  3. Further potential impacts on coastal and marine systems could be impacted by the following during construction of the mine and its associated infrastructure:
    1. Physical mobilisation (such as soil erosion, run-off and sediment deposition);
    2. Disturbance of existing contaminated soils during earthworks or increased infiltration;
    3. Leaching once the soil is removed and areas of open excavations are exposed.

    The NWIFCA notes that construction works will be managed under a Construction Environment Management Plan (CEMP) that will be developed post-planning determination, and would request early sight of the plan once drafted. As above NWIFCA reserves concerns over the risk of contaminated water reaching the coastal and marine waters until further detail has been put forward.

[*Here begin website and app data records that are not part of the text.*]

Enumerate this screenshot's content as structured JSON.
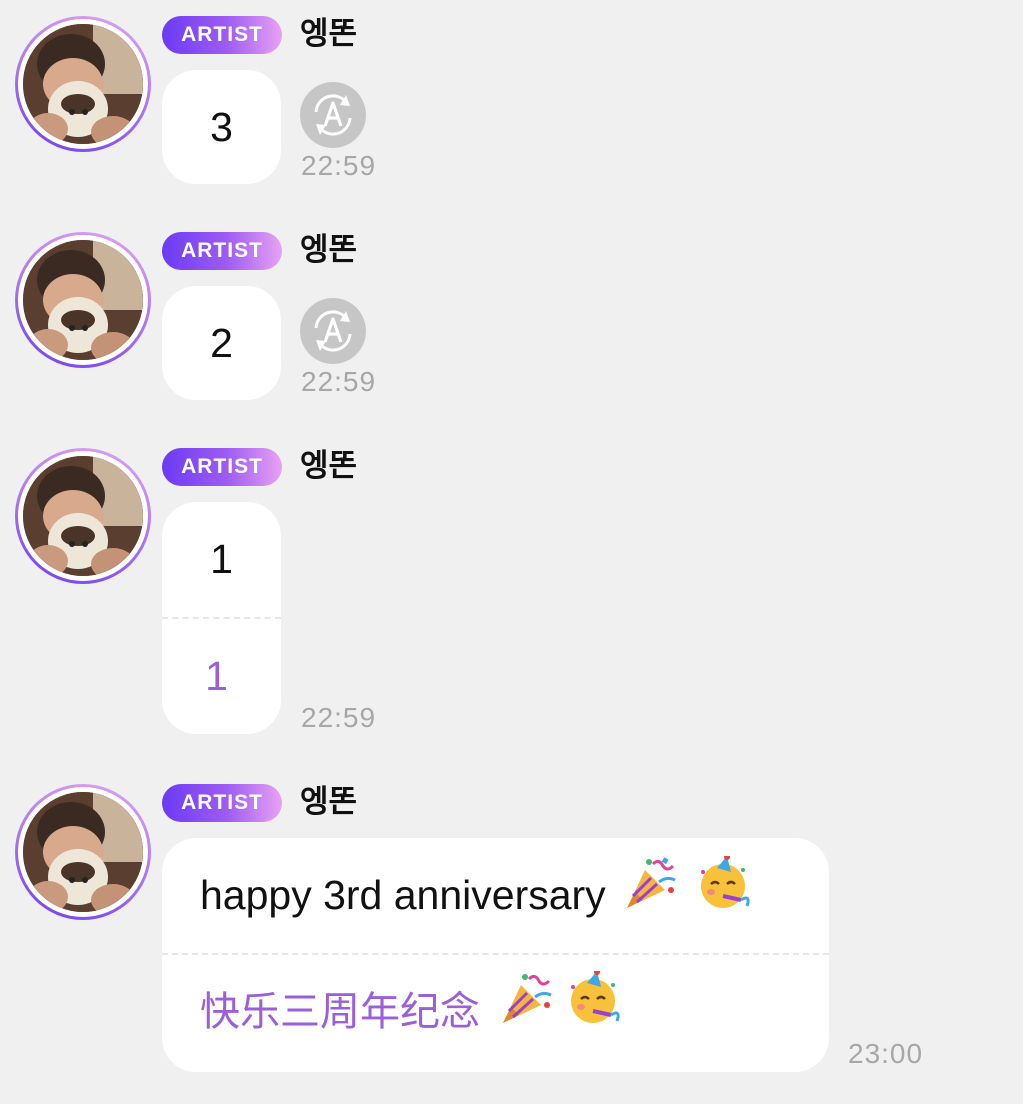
{
  "artist_badge": "ARTIST",
  "sender_name": "엥똔",
  "messages": [
    {
      "text": "3",
      "time": "22:59",
      "translate_icon": "translate-a-icon"
    },
    {
      "text": "2",
      "time": "22:59",
      "translate_icon": "translate-a-icon"
    },
    {
      "text": "1",
      "translation": "1",
      "time": "22:59"
    },
    {
      "text": "happy 3rd anniversary",
      "translation": "快乐三周年纪念",
      "emojis": [
        "party-popper-icon",
        "partying-face-icon"
      ],
      "time": "23:00"
    }
  ],
  "colors": {
    "background": "#f0f0f0",
    "bubble": "#ffffff",
    "translation_text": "#9a5fd9",
    "timestamp": "#a7a7a7",
    "badge_start": "#6a3bf4",
    "badge_end": "#e7a2f3"
  }
}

  1. Storm water discharge – NWIFCA has learned from the documentation that during the operational phase, the anticipated discharge of excess storm water flows from the site into the sea via the existing outfall has the potential to provide a pathway for contaminants into the marine environment. These flows will be sporadic and unpredictable in nature. WCM state that drainage and water treatment infrastructure on-site will be designed to ensure that storm flows are passed through silt traps and oil interceptors and to enable flows to be discharged at a controlled rate to ensure that any significant influx of storm water into the marine environment does not occur.As a result WCM consider that the risk of the storm water discharge leading to adverse operational phase effects are considered be negligible. An Environmental Permit for this discharge will be required and NWIFCA deigns to Environment Agency advice on this point.
  2. Offshore Subsidence – impact on shoreline profile and wave heights. NWIFCA note that WCM propose a ‘no mine zone’ within Cumbria Coast MCZ and St Bees SSSI which we welcome. WCM state that “Given the small predicted seabed height changes, the slow rate of subsidence and the small changes in slope, combined with the fact that subsidence will not occur over the whole mined area it is likely that impacts on statutory protected areas in the vicinity of the development (i.e. the Cumbria Coast MCZ and the Solway Firth pSPA) will be negligible”.This does not dispel concerns over potential for subsidence of the seafloor outside of these Protected Areas which could have impacts on the benthos plus potential consequences to shoreline profile and wave heights, which could in turn result in unintended consequences that would affect these protected sites and elsewhere.

    Data and understanding are limited at the present time and in order to address this, WCM will commission surveys and a numerical modelling study to more accurately predict the potential impacts, if any, of subsidence on the intertidal and marine environments, to be completed prior to commencement of works.

    “Data will also be gathered regarding subtidal communities to determine the distribution, extent and likely responses of any potential sensitive receivers. In addition, a Marine Monitoring Plan will be implemented to monitor the bathymetry of the seabed and surficial sediments properties (including benthic communities) overlying the extraction zones using the data collected in 2016-17 as a baseline”.

    NWIFCA would ask who the regulator for subsidence risk is and stress the need for further dialogue and engagement over this issue once predictions of potential impacts have been produced.

  3. Offshore Subsidence – resuspension and dispersal of radioactive contaminants. The documentation has confirmed to NWIFCA that a risk of subsidence exists and therefore there remains an overwhelming concern over the potential for disturbance and resuspension of radioactive contaminants and sediments.